In a day and age where any comment or publication can be highly scrutinized, news organizations are getting the brunt of it, rightfully so. They are open to criticism from the public, but is it fair to say that they are being overly examined? 

Following the recent news of Donald Trump planning to sue CNN for highly biased news, agencies have been under fire for their content leaning towards a particular viewpoint with political and ideological goals. The result- a distrust in news broadcasts and publications.

This isn’t the first time that a politician has publicly outed the media for dishonesty. In the height of the Nixon-era, the Pentagon Papers and the Watergate scandal were pitted against the president. Following the release of such documents, Nixon reportedly tapped reporters’ phones and attempted to subpoena reporters’ notes.

It isn’t a surprise that the relationship between the media and politicians is a bit rocky. After all, the press acts as a gatekeeper, determining what is newsworthy and therefore deciding what information the public receives. Looking at it from afar, the media essentially controls the public opinion of such politicians.

To appeal to the audience which has a history of skipping over the news, broadcasts have turned commentator heavy, especially on channels like Fox and CNN. Media outlets have turned towards political extremes, where at times the lines between objective and slanted presentations are blurred. What is news and what is commentary is often not apparent.

To answer the question, no, the media isn’t being criticized nearly enough. With confirmation bias in mind, viewers are only reading or watching stories that follow their beliefs, with no regards to opposing points. The media is feeding into this idea of political socialization and the people are following it.

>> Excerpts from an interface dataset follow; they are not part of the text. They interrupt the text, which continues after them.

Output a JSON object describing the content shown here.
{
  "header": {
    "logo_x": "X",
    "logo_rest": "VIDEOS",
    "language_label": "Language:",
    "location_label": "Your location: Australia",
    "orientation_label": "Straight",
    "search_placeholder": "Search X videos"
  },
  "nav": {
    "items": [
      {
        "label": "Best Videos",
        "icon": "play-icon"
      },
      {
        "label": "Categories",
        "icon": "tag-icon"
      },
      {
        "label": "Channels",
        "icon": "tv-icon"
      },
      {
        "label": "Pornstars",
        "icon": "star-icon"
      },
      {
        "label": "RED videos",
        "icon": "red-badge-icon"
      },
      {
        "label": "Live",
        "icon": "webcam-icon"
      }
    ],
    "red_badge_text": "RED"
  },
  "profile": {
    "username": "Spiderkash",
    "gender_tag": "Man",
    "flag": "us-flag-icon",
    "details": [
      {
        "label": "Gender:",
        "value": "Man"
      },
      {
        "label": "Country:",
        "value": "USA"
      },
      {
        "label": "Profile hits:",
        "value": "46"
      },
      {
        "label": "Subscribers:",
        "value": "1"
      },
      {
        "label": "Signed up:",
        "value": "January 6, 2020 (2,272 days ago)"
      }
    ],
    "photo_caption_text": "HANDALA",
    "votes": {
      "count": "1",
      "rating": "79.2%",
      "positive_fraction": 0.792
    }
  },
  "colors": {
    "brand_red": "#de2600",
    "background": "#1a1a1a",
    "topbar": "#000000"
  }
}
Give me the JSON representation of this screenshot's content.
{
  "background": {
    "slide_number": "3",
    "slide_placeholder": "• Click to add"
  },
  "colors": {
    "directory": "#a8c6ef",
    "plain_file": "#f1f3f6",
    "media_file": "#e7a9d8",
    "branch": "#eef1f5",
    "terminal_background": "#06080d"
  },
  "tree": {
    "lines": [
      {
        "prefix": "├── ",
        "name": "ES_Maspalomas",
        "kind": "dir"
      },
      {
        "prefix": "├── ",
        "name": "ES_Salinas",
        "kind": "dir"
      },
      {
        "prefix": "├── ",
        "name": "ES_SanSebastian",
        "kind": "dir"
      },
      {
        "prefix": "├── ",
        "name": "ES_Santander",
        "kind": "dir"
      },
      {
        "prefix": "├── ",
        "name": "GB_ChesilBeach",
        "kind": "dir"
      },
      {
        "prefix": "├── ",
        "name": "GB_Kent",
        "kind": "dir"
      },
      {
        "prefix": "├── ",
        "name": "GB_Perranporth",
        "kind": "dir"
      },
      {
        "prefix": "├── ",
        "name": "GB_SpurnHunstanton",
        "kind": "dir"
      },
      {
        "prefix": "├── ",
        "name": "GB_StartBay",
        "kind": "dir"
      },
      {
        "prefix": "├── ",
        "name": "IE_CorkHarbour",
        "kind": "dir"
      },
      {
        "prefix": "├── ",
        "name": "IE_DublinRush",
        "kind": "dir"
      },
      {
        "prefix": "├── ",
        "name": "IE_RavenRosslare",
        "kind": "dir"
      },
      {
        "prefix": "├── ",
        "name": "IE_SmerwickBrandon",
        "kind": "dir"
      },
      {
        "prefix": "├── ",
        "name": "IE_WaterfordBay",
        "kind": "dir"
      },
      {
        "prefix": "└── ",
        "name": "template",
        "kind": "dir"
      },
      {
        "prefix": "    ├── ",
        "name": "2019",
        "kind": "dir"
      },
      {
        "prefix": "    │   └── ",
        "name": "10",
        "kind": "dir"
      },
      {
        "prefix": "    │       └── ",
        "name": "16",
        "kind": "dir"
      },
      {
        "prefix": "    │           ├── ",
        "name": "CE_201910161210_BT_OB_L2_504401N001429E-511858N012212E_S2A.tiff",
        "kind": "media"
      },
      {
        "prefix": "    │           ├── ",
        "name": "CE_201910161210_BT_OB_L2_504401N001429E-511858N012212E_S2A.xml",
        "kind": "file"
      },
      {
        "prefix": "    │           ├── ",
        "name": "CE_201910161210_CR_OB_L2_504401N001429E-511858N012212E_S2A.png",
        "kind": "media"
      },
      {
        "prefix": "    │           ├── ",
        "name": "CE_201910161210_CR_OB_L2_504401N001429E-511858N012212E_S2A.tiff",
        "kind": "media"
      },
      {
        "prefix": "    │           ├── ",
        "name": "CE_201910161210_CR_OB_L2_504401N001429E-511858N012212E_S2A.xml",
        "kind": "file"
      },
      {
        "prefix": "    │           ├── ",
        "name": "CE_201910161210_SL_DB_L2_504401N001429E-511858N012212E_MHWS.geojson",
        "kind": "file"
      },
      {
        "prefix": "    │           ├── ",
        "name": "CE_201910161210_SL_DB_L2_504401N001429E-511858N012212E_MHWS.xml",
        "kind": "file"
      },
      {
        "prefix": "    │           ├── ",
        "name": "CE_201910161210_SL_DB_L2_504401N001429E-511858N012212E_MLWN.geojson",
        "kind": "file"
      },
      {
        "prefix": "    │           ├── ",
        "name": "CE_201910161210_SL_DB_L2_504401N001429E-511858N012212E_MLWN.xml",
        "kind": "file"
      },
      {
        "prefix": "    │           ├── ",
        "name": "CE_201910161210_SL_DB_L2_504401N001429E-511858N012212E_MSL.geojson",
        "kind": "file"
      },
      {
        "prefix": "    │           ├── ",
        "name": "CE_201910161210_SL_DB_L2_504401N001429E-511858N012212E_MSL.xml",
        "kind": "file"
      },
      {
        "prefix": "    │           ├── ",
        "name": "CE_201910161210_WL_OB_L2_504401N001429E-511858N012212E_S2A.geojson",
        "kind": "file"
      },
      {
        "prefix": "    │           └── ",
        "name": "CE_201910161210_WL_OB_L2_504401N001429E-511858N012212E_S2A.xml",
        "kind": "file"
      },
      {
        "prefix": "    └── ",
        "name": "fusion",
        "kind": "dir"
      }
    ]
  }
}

Riley Hazel is a second year member of the newspaper staff. This year she will be exploring the changes occuring in media today. Readers can look forward to reading her series in each of our print issues this year.